What the exercise asks: What you produce should be every line from the data that includes "false".

Given data:
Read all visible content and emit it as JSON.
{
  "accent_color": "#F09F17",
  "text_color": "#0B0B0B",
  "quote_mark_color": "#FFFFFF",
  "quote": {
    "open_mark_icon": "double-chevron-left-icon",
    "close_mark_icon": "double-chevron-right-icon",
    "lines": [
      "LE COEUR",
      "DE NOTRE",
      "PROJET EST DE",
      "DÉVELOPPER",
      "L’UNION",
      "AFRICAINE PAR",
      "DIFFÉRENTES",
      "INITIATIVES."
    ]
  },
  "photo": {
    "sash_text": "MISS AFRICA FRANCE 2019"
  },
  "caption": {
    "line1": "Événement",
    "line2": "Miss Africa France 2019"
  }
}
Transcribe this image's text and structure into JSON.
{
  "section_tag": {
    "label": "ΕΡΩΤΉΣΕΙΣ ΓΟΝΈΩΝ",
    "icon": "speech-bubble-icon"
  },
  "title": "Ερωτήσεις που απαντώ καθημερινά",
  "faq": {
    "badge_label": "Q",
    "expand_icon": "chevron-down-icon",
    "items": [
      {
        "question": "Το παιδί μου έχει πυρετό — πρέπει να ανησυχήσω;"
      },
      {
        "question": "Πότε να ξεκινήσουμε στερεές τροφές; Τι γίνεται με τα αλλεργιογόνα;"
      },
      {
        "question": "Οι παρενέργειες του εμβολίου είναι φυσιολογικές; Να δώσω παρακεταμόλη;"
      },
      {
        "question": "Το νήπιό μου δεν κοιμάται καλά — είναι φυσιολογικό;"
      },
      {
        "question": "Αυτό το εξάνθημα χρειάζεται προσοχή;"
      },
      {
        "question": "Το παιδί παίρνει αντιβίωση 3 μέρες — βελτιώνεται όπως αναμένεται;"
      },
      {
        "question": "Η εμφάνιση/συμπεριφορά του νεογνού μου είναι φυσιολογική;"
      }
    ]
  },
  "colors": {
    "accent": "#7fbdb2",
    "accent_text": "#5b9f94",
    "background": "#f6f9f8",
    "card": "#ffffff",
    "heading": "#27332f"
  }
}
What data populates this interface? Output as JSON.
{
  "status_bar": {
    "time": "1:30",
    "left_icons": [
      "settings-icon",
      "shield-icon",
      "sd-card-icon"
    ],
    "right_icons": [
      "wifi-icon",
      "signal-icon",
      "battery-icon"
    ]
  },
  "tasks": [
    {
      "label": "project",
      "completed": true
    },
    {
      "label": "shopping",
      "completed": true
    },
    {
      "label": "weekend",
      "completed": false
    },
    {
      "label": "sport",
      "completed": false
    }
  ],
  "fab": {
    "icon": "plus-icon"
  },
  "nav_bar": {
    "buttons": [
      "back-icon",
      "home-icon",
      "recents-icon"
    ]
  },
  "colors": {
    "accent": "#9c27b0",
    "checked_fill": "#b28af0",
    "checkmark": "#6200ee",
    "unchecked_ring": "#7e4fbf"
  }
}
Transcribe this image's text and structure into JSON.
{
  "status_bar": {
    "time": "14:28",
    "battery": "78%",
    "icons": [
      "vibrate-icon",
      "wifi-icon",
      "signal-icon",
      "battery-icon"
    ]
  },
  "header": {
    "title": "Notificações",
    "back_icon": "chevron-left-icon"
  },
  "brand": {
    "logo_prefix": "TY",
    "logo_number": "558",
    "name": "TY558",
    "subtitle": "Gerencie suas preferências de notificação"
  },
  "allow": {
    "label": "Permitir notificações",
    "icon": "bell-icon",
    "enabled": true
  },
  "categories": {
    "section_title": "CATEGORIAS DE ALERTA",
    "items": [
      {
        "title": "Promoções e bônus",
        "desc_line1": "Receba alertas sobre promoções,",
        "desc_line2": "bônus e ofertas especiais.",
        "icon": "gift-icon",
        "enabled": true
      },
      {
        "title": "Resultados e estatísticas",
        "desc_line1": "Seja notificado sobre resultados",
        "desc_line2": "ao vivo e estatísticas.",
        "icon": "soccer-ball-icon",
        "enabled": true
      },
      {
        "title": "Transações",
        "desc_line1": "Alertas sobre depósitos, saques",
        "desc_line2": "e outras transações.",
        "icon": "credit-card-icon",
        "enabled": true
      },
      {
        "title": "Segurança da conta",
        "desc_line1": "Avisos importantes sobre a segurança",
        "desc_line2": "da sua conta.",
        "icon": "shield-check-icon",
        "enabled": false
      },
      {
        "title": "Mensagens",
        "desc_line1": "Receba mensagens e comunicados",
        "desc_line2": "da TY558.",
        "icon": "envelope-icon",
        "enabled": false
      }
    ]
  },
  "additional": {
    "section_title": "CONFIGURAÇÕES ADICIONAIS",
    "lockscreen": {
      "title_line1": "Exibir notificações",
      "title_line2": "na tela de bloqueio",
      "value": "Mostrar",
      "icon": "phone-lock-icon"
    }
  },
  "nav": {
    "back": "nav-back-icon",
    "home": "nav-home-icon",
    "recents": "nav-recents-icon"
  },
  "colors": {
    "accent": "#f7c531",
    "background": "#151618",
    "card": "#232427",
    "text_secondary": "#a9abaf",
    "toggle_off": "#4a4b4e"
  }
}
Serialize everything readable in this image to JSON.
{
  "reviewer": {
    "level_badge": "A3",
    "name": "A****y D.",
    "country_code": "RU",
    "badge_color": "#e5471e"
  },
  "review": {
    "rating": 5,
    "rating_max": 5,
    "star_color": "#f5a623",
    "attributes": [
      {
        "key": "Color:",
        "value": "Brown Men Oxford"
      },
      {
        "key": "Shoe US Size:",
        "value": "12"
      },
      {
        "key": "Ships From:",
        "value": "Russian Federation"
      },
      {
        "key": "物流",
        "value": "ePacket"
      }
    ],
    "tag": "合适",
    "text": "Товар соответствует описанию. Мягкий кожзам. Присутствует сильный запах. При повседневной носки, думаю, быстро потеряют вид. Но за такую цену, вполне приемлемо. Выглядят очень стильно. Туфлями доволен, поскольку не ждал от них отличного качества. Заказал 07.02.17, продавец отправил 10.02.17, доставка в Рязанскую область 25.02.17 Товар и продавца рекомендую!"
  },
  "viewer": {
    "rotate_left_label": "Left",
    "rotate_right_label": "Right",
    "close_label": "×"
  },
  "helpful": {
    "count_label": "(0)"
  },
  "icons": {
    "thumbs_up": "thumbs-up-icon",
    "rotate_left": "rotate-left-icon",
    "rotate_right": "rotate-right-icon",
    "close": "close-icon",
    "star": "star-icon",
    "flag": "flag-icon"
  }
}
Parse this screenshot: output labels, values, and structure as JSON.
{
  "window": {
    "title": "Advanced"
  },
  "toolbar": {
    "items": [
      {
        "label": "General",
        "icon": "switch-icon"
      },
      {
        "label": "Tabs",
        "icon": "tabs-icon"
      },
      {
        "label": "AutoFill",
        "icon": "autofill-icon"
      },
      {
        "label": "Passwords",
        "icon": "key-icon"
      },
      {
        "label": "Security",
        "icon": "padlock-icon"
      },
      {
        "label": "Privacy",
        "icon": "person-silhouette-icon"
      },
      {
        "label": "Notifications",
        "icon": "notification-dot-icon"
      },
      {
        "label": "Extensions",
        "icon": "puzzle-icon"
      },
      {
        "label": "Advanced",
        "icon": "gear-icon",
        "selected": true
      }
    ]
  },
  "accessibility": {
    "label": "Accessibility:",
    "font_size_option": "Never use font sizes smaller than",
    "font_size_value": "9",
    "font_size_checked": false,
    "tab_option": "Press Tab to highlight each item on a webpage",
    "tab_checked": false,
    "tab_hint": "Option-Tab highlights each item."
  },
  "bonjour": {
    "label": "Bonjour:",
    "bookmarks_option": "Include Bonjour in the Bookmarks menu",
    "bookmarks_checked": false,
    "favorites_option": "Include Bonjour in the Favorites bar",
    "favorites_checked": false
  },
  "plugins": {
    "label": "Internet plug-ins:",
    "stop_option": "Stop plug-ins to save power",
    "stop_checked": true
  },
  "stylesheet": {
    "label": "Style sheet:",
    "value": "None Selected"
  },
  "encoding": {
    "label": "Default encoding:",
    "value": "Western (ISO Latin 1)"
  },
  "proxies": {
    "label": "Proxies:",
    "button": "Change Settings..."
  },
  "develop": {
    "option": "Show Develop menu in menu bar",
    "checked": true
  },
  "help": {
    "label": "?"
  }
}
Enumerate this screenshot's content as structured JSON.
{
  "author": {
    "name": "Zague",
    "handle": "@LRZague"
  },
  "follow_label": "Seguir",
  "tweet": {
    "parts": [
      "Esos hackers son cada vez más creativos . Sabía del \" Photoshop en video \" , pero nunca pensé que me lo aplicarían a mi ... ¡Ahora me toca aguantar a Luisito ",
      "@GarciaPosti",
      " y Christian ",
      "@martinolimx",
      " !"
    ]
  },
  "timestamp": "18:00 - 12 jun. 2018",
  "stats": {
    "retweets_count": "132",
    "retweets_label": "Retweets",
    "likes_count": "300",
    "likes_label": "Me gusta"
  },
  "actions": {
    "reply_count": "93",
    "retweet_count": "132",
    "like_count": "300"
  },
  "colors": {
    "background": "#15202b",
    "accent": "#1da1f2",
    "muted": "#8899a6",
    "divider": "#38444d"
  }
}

Result below:
      "completed": false
      "completed": false
        "enabled": false
        "enabled": false
    "font_size_checked": false,
    "tab_checked": false,
    "bookmarks_checked": false,
    "favorites_checked": false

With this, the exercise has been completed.